Description of the task: Look through the listing below for the string "placeholder". Show each line where it occurs.

The records:
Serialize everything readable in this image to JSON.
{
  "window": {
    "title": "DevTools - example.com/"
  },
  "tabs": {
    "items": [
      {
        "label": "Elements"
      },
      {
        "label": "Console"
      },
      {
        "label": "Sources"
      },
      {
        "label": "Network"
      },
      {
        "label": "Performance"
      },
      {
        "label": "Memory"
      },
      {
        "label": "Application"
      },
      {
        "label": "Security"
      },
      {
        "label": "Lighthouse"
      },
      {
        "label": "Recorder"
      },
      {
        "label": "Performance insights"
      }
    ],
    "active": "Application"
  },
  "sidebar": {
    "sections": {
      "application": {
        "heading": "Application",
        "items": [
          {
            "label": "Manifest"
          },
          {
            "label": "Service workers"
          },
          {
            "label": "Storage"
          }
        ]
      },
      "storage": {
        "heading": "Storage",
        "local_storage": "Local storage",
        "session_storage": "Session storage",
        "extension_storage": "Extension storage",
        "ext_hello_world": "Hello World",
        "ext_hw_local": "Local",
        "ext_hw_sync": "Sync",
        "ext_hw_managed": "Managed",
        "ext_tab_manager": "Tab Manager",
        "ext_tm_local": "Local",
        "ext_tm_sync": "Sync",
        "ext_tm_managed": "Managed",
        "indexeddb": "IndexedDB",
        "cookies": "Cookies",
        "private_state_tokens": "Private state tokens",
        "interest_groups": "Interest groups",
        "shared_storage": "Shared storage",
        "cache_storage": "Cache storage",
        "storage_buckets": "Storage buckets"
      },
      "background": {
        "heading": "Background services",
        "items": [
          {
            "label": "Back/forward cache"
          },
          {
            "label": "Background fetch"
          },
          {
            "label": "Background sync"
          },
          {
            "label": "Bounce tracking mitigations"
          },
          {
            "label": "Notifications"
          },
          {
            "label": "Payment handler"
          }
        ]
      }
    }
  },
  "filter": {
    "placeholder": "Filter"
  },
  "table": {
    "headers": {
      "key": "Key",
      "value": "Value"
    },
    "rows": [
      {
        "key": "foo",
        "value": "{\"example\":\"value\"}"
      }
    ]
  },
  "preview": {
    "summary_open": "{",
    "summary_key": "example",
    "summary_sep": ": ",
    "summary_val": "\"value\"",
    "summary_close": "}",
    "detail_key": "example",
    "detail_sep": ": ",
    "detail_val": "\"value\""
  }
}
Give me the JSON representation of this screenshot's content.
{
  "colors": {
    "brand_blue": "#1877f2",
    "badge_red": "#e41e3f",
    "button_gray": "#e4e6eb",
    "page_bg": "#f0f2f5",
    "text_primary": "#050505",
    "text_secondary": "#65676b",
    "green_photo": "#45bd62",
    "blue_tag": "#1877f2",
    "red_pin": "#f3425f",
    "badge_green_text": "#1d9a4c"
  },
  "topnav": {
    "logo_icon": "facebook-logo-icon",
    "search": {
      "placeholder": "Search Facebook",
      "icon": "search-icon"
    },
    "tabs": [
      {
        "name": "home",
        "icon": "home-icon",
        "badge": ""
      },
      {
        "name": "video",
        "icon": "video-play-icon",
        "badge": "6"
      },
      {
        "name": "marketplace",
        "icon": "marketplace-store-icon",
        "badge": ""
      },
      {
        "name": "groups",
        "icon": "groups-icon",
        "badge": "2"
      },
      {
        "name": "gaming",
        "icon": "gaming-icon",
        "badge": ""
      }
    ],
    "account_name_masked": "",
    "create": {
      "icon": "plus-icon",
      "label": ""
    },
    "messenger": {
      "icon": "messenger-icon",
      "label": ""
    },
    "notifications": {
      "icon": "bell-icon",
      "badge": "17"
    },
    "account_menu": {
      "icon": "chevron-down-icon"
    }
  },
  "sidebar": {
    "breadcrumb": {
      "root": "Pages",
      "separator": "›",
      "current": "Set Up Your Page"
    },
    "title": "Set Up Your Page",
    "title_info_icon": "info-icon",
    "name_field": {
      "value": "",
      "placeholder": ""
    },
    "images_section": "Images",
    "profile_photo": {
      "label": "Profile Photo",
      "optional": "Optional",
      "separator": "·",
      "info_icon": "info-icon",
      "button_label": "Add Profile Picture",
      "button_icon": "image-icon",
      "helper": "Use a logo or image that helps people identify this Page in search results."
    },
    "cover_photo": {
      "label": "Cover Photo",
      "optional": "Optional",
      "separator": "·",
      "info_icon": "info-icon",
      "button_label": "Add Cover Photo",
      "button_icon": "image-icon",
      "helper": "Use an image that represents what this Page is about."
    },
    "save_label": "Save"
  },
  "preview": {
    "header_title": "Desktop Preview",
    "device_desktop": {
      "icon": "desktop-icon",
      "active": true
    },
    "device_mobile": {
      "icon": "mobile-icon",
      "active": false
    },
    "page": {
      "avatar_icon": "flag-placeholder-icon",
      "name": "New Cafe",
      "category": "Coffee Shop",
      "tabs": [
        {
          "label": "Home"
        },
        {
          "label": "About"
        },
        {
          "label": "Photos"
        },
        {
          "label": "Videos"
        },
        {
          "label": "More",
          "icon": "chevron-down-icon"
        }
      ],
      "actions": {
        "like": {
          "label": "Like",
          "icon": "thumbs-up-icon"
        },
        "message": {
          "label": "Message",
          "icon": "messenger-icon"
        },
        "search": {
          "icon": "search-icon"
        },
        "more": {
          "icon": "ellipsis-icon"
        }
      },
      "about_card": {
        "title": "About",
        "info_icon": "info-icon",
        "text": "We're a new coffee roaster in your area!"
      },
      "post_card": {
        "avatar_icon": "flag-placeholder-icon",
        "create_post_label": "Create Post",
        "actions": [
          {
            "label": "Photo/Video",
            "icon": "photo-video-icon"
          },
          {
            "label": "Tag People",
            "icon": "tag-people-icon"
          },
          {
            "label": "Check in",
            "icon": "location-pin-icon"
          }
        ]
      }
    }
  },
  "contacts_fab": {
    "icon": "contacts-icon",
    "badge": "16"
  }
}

Worked solution:
    "placeholder": "Filter"
      "placeholder": "Search Facebook",
      "placeholder": ""
      "avatar_icon": "flag-placeholder-icon",
        "avatar_icon": "flag-placeholder-icon",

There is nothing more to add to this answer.